Simon E Spero (
Thu, 3 Nov 1994 17:37:38 +0100

>>>>> "njw" == Nick Williams <> writes:

njw> Following the discussion of client caches, etc.... As
njw> somebody else mentioned earlier, it's not good to cache a
njw> document if it requires authorisation.

[proposal deleted]

Nick -
I may be missing the point here, but I can't quite understand the
purpose of this scheme. It doesn't really provide any protection for
the documents, and because it requires both parties to explicitly
trust *all* the intermediaries, can't easily be modified to become
part of a secure framework.

If the aim is to discourage unauthorised users from accessing the resources,
would it be easier to have an explicit licencing agreement appearing on all
published entry points to the server?

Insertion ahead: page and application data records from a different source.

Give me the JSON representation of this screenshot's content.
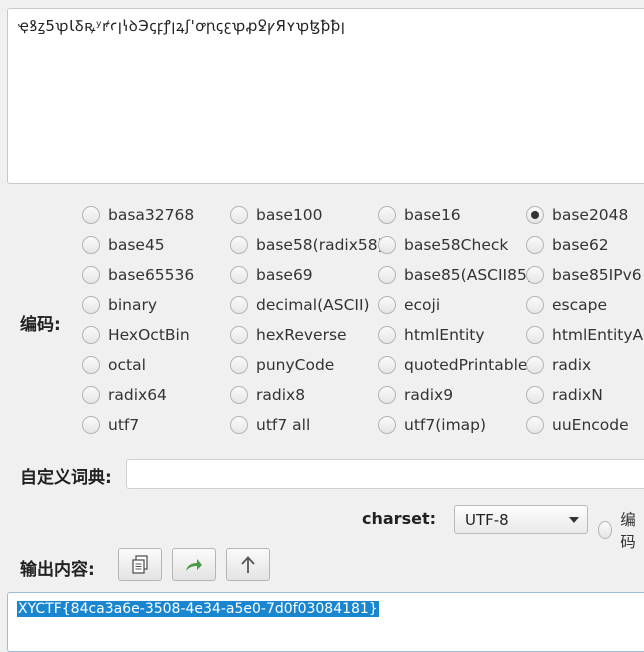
{
  "input": {
    "text": "ҿꝸꙁ5ꝕꙆꝽꝶʸꝵꜥꞁꝇꝺЭꞔꝼꝭꞁꝝʃꞌꝍꞃꞔꜫꝕꝓꝿꝩЯʏꝕꜩꝥꝥꞁ"
  },
  "encoding": {
    "label": "编码:",
    "columns": [
      [
        "basa32768",
        "base45",
        "base65536",
        "binary",
        "HexOctBin",
        "octal",
        "radix64",
        "utf7"
      ],
      [
        "base100",
        "base58(radix58)",
        "base69",
        "decimal(ASCII)",
        "hexReverse",
        "punyCode",
        "radix8",
        "utf7 all"
      ],
      [
        "base16",
        "base58Check",
        "base85(ASCII85)",
        "ecoji",
        "htmlEntity",
        "quotedPrintable",
        "radix9",
        "utf7(imap)"
      ],
      [
        "base2048",
        "base62",
        "base85IPv6",
        "escape",
        "htmlEntityAll",
        "radix",
        "radixN",
        "uuEncode"
      ]
    ],
    "selected": "base2048"
  },
  "dictionary": {
    "label": "自定义词典:",
    "value": ""
  },
  "charset": {
    "label": "charset:",
    "selected": "UTF-8",
    "radio_label": "编码"
  },
  "output": {
    "label": "输出内容:",
    "text": "XYCTF{84ca3a6e-3508-4e34-a5e0-7d0f03084181}",
    "buttons": [
      {
        "name": "copy-icon",
        "color": "#555555"
      },
      {
        "name": "share-arrow-icon",
        "color": "#4a9a4a"
      },
      {
        "name": "up-arrow-icon",
        "color": "#555555"
      }
    ]
  }
}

Cacheing and security are somewhat antagonistic. There are several
ways of dealing with the problem. If the proxy is trusted by the
server, it can authenticate the user itself; this would be the case if
both servers were part of the same adminstrative domain. Otherwise,
the document could be cached on the server in encrypted form, and the
key obtained from the originating server in response to a relayed
request from the client. The document key would have to be encrypted
using the clients public key to prevent the proxy from decoding the document.